WHAT TO WORK ON :: Every line in the records below with the string "title" needs to be copied out.

BEGIN RECORDS FOR THIS EXERCISE

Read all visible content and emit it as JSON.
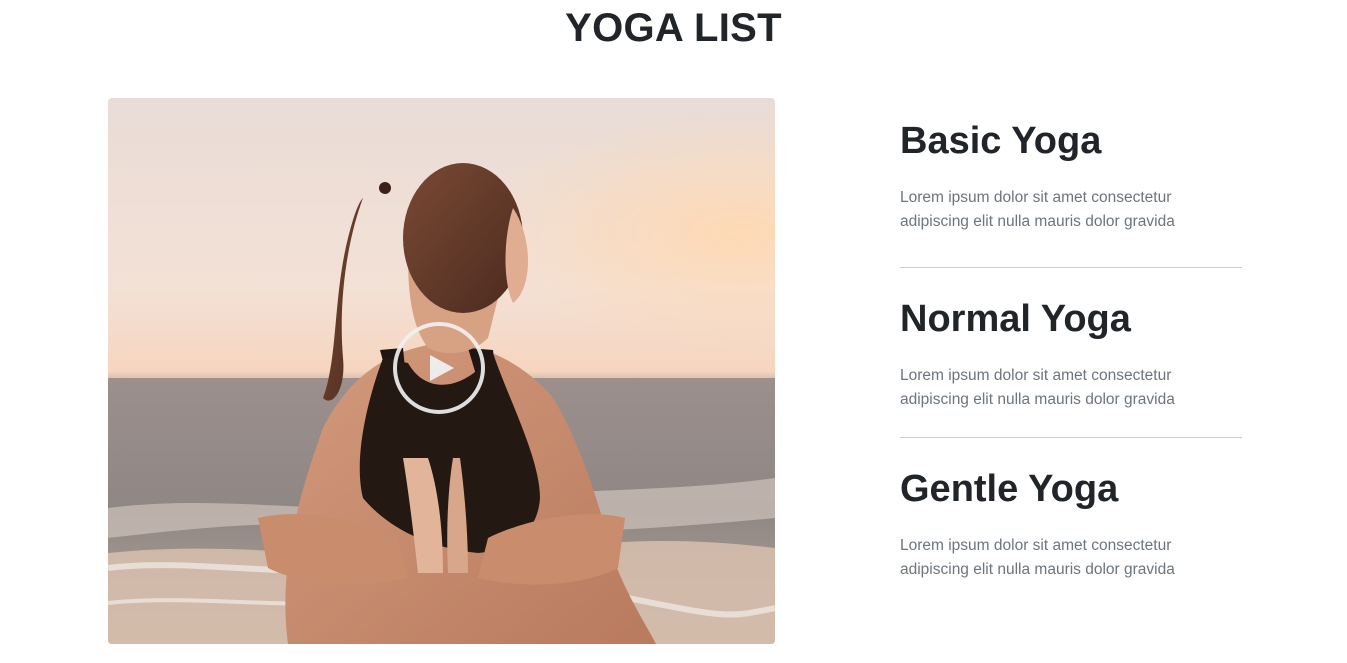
{
  "section": {
    "title": "YOGA LIST"
  },
  "video": {
    "image_icon": "woman-yoga-beach-photo",
    "play_icon": "play-icon"
  },
  "items": [
    {
      "title": "Basic Yoga",
      "description": "Lorem ipsum dolor sit amet consectetur adipiscing elit nulla mauris dolor gravida"
    },
    {
      "title": "Normal Yoga",
      "description": "Lorem ipsum dolor sit amet consectetur adipiscing elit nulla mauris dolor gravida"
    },
    {
      "title": "Gentle Yoga",
      "description": "Lorem ipsum dolor sit amet consectetur adipiscing elit nulla mauris dolor gravida"
    }
  ],
  "colors": {
    "heading": "#212529",
    "body_text": "#6c757d",
    "divider": "#c9cdd1"
  }
}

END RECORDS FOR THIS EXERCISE

ANSWER TO THE PROBLEM ::
    "title": "YOGA LIST"
      "title": "Basic Yoga",
      "title": "Normal Yoga",
      "title": "Gentle Yoga",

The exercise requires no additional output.